Monday, September 9

4:00 PM - LSFY 102 Curriculum Meeting
Wilson Center

4:30 - 5:30 PM - New Faculty Mentoring Circle 2012-13 Cohort
Olin 109

Tuesday, September 10

11:30 - 11:50 AM - Tuesday Reflection - Dan Michniuk, '14
Ascension Chapel, Founders Hall, 2nd floor

3:30 - 4:30 PM - Computer Basics Training
RSVP to Kristina Zimmerman x7476
Olin Center 110

4:30 - 5:30 PM - New Faculty Mentoring Circle 2013-14 Cohort
Wilson Center

7:00 - 8:00 PM - River Readings: Rebecca Lindenberg, author of Love: An Index
Wilson Center

8:00 - 9:00 PM - Composers' Concert, featuring pieces by Randall Hall and Jacob Bancks; works by student composers Kelly Klees, Christopher Green, Ethan Halsall, John Whitson, Patrick Yasutake, and Kenneth Citro; and a performance by Augustana's improvisation ensemble
Wallenberg Hall, Denkmann Building

Wednesday, September 11

9:30 - 10:30 AM - Microsoft Word Basics Training
RSVP to Wendy Ramsdale x 8092
Olin Center 105

11:30 AM - 1:30 PM - Kickoff Reception for Young Professionals @ Augustana
Wilson Center

4:00 - 5:00 PM - Feminist Tea Series: "Taking Back Birth"
Presented by Alisha Smith, Area Coordinator in Residential Life
Free for faculty, staff and students. Tea and snacks will be provided
Evald Great Hall

Thursday, September 12

11:30 AM - Medieval and Renaissance Studies Minor Discussion for Interested Faculty
Old Main 117

11:30 AM - 12:20 PM - The Salon, a student group promoting informal intellectual discussion
Brew by the Slough

3:00 - 4:00 PM - Moodle Basics Training
RSVP to Shawn Beattie x7647
Olin Center 110

7:00 PM - "Speech, Action and Revolution in Today's Middle East"
Visiting scholars Maytha Alhassen and Hussein Rashid discuss the so-called Arab Spring
Wallenberg Hall, Denkmann Building

Friday, September 13

3:30 - 4:30 PM - Google Apps Basic Training
RSVP to Kristina Zimmerman x 7476
Olin Center 110

4:00 PM - Friday Conversation: Mark Salisbury presents: "First Year Survey"
3:30 PM - Refreshments
Wilson Center

4:00 PM - Family Weekend Begins

8:00 - 9:00 PM - "A Thing with Feathers"
A recital of vocal music with faculty members Michelle Crouch, voice, Robert Elfline, piano, and Deborah Dakin, viola
Wallenberg Hall, Denkmann Building

Saturday, September 14

8:00 PM - Magician Mike Super
Free Admission for Augustana staff and students
Centennial Hall

Sunday, September 15

10:30 - 11:30 AM - Sunday Worship
Ascension Chapel, Founders Hall, 2nd floor

Volume 12, Issue 3 - September 9, 2013

This Week's Message

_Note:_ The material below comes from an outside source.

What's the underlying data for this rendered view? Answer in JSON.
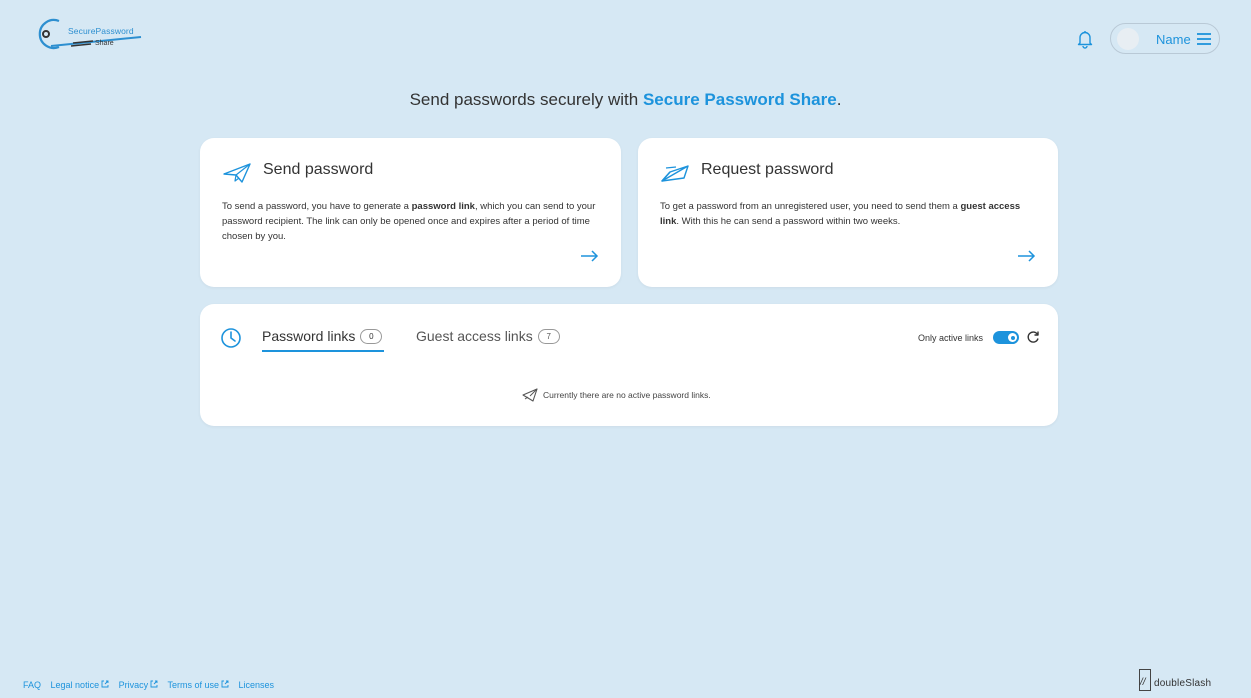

Since beginning to focus more explicitly on college-wide learning outcomes, I think we've all become more aware of the degree to which complex student learning is a function of many individual and interwoven elements of those learning outcomes.  In other words, making substantive gains after four years in (for example) critical thinking isn't merely the accumulation of a lot of little gains in critical thinking. Instead, demonstrable improvements in critical thinking come as a result of the development of a numerous specific skills and traits (careful reading/listening, deliberate analysis of an argument or assertion, perspective-taking, suspending judgment until analysis and reflection has occurred, self-efficacy to take a position, etc.) that the student learns to weave together to exhibit critical thinking in a given context.

This realization has led us to think about each stage of our students' experience, the necessary outcomes of each experience, the way that we can integrate those outcomes to produce the complex development that we have spelled out in our college-wide learning outcomes.  With all of this in mind, last winter we began to focus more specifically on the freshman year at Augustana, creating a survey - much like the new senior survey - that would give us a better sense of the degree to which our freshmen have the experiences that we know are necessary for learning during the first year.

At this week's Friday Conversation, I'll share some of the more poignant findings from the 2013 survey responses and ask you to discuss the ramifications of these results.  There's evidence that we are doing a lot of good things in the first year and there is evidence that we still have some room to improve.  In addition, there are some results that may challenge a narrative or two that we hold about what kinds of things freshmen need to do in order to be successful.

If you are a first year adviser, an LSFY instructor, or someone who interacts regularly with first year students, I suspect that you will find this presentation useful and thought-provoking.

See you Friday in the Wilson Center. The action starts at 4, but come early and enjoy some good appetizers and beverages with a roomful of friends.  I might even get you a drink!

Mark Salisbury
Institutional Research